The black rhinoceros lives in southern Africa. In half a century, it has seen its population decline from 65,000 individuals to 2,600 today. It is characterized by its two horns positioned on its nose which are the object of all desires. Indeed, this animal is the subject of intense poaching. They are massacred in order to remove their horns which are then transformed into a powder sold at a high price in Asia.
It was to help them and try to preserve the species that the World Bank decided to innovate by launching a "rhino-bond" or "rhino-bond"; an obligation falling within the scope of Wildlife Conservation Bonds. This bond, issued for an amount of 150 million dollars, is intended for investors wishing to intervene in impact finance.

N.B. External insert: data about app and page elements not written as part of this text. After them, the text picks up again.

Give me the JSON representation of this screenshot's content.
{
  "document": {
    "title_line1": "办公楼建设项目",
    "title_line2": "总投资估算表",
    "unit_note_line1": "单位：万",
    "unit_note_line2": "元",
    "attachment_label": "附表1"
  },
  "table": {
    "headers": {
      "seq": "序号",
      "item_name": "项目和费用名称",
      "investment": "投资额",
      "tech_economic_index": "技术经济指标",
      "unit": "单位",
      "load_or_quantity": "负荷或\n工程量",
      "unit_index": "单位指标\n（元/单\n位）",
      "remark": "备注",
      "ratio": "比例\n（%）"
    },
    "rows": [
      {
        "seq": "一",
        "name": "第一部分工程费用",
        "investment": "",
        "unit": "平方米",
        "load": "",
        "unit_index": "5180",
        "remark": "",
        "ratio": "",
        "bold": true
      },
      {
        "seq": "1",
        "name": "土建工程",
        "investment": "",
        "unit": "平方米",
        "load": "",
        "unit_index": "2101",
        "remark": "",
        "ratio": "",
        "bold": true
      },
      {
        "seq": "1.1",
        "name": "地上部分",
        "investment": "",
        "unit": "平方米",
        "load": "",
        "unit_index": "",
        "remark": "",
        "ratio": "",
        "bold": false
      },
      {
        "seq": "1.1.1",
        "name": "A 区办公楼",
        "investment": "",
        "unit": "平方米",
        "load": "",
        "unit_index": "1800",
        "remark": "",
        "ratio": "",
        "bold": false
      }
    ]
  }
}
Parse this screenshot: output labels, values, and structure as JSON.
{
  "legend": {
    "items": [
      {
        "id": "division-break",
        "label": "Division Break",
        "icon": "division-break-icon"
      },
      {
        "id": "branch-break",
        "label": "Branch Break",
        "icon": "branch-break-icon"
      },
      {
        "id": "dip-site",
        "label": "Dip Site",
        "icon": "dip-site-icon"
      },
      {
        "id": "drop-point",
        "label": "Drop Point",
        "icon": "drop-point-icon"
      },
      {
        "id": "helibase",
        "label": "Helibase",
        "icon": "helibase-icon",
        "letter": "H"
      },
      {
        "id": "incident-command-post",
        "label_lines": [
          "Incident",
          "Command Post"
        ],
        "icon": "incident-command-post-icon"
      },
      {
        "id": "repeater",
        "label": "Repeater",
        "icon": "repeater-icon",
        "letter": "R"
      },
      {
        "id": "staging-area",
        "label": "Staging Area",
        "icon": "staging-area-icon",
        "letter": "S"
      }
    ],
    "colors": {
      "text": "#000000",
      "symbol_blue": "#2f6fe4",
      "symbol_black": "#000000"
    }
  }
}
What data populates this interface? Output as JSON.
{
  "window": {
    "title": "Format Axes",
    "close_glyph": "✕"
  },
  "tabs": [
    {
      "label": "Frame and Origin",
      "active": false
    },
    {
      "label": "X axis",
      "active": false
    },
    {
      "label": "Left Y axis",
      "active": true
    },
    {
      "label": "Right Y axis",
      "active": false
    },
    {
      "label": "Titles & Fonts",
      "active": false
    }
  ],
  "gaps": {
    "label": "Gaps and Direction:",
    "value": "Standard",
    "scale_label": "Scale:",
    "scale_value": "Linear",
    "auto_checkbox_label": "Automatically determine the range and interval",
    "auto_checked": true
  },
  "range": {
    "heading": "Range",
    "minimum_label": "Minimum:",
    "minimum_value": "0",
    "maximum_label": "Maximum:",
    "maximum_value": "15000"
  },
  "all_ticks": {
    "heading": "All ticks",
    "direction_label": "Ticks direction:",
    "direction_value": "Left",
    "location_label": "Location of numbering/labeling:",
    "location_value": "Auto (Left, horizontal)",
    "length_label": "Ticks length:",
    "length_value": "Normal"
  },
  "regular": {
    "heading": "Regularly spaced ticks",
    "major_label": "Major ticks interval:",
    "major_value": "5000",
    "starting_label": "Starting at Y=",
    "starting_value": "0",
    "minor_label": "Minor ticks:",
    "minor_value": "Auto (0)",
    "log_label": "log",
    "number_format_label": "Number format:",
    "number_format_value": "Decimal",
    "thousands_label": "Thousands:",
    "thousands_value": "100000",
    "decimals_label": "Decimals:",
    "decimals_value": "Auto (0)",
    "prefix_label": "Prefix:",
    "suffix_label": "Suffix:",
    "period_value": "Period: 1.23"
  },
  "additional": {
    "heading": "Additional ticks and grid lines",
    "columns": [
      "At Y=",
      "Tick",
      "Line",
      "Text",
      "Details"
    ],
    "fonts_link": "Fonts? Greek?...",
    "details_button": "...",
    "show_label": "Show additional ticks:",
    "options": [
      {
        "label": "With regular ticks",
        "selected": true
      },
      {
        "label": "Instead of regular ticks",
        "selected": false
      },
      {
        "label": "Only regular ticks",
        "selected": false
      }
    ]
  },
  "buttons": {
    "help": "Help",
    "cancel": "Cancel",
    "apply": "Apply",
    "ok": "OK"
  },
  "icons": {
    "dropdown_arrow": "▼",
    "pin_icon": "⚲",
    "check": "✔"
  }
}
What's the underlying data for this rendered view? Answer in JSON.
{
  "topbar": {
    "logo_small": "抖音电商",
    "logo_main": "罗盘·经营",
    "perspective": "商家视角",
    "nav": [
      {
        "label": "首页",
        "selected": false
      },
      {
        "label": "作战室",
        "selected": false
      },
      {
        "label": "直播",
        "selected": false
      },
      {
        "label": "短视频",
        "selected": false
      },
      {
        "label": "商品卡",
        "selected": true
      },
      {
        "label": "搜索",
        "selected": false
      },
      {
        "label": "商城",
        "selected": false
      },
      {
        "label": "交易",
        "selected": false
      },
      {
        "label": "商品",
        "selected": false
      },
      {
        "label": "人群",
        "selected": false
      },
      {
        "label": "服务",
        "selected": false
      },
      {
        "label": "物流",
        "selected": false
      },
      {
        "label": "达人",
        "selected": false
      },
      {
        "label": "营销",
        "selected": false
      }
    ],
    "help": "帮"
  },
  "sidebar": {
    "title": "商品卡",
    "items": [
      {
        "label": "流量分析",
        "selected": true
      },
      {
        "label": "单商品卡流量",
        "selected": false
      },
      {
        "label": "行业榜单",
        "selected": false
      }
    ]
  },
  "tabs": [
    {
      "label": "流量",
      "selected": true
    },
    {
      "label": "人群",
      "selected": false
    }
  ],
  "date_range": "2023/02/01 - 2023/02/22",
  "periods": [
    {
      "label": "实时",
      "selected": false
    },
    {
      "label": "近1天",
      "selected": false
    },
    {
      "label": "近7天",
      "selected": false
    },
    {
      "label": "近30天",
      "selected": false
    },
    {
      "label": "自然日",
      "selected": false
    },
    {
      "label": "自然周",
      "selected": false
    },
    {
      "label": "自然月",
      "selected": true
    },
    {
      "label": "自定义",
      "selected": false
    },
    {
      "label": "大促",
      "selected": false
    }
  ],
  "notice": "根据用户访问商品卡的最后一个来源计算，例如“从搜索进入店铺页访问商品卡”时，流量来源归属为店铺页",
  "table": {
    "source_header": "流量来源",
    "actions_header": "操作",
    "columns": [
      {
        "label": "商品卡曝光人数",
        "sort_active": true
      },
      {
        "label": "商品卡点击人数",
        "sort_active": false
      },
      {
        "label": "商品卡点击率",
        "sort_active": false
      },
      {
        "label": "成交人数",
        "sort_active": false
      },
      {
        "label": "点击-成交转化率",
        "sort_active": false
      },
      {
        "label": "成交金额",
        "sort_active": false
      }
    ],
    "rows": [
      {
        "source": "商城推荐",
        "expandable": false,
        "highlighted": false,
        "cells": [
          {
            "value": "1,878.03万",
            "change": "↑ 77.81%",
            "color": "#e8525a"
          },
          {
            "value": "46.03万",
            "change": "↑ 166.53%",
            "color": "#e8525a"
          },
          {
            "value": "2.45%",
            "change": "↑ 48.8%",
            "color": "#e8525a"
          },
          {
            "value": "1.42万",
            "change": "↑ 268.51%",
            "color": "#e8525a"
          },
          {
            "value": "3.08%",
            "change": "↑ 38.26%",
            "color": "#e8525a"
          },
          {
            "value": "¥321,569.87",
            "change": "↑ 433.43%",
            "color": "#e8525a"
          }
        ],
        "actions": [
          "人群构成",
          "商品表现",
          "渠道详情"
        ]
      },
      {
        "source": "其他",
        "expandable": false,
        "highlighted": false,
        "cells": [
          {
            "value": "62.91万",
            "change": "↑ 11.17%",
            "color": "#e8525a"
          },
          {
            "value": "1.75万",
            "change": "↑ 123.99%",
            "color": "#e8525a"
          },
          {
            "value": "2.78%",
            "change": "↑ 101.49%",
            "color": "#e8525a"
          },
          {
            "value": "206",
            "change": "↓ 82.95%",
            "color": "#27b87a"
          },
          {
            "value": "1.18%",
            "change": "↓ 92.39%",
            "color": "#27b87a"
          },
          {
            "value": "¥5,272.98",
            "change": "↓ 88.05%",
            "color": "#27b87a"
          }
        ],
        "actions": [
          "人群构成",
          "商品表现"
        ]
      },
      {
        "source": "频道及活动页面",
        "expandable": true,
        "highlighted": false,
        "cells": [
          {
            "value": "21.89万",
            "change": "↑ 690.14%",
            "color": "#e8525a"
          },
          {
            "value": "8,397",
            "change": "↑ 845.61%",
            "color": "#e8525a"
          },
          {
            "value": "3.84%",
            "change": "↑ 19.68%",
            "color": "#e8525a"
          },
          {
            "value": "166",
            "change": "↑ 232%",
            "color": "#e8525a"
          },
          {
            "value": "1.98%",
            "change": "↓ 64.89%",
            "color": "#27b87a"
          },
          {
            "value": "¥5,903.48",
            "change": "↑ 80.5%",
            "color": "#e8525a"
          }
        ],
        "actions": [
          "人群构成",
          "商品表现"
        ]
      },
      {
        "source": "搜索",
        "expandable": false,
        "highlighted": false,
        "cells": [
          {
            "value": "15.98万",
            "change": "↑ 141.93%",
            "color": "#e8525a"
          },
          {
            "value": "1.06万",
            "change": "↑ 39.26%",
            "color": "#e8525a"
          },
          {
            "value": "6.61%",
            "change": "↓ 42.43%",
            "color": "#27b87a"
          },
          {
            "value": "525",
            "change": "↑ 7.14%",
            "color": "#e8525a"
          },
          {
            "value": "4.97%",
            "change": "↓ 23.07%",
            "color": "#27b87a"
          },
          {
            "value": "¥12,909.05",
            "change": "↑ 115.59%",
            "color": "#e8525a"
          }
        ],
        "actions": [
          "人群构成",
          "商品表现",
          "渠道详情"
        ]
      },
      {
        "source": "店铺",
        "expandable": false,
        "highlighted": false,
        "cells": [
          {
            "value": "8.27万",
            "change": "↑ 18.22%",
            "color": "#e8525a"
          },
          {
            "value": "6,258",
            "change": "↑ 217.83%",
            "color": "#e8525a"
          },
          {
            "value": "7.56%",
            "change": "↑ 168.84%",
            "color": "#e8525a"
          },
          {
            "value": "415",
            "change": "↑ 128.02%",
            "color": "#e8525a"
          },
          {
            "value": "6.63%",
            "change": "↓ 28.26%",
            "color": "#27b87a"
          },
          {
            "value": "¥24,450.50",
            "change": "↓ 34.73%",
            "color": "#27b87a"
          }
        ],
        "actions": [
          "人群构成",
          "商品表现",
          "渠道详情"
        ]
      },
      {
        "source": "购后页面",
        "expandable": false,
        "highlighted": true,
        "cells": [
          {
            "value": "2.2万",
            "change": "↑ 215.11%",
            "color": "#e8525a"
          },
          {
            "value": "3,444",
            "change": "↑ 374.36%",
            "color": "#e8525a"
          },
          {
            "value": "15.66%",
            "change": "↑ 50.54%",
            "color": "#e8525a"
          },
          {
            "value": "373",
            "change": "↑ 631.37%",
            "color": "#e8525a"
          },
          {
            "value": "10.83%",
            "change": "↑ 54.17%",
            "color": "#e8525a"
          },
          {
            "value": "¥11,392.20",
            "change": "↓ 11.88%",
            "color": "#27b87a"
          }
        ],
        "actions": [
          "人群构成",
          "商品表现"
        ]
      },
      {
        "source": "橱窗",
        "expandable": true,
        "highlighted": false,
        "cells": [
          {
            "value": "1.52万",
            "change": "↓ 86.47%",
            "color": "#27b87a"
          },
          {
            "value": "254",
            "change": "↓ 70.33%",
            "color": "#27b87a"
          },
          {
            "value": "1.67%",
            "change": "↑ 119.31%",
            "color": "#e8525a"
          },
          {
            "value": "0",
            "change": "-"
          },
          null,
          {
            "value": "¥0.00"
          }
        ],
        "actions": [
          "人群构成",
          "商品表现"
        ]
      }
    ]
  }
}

The latter can thus take care of their image by communicating on their virtuous investments in the service of wildlife and biodiversity.
The principle of rhino-obligation is simple. The World Bank issues this bond for millions of dollars and then pays the money to the various actors dedicated to the protection of the animal: the associations which fight against poaching and which will thus be able to equip themselves with surveillance equipment or even national parks which will have more means to improve people's living conditions. Not insignificant point, it is the World Bank which will reimburse from its own funds, to the investors, the sums allocated and not the associations.
Objective set by the World Bank: if the population of the black rhinoceros increases by 4% per year, then investors will be able to share 14 million dollars paid by the Global Environment Fund. On the other hand, if the population stagnates, they will simply recover their stakes.
Even if the performance of such a bond is not amazing, since it displays a yield of 1.5% per year, it does, however, offer security. It is rated triple AAA with almost zero risk of default. In addition to this, the World Bank has decided, in order to guarantee the success of its bond, to offer a reduction of 5% of its purchase price, thus improving its yield a little more.
Here is a fine example of what global finance can do when it decides to put its power at the service of nature and the environment. Even if it took a long time for the World Bank to develop its rhinobond, let's hope that this financial innovation will be followed by many others.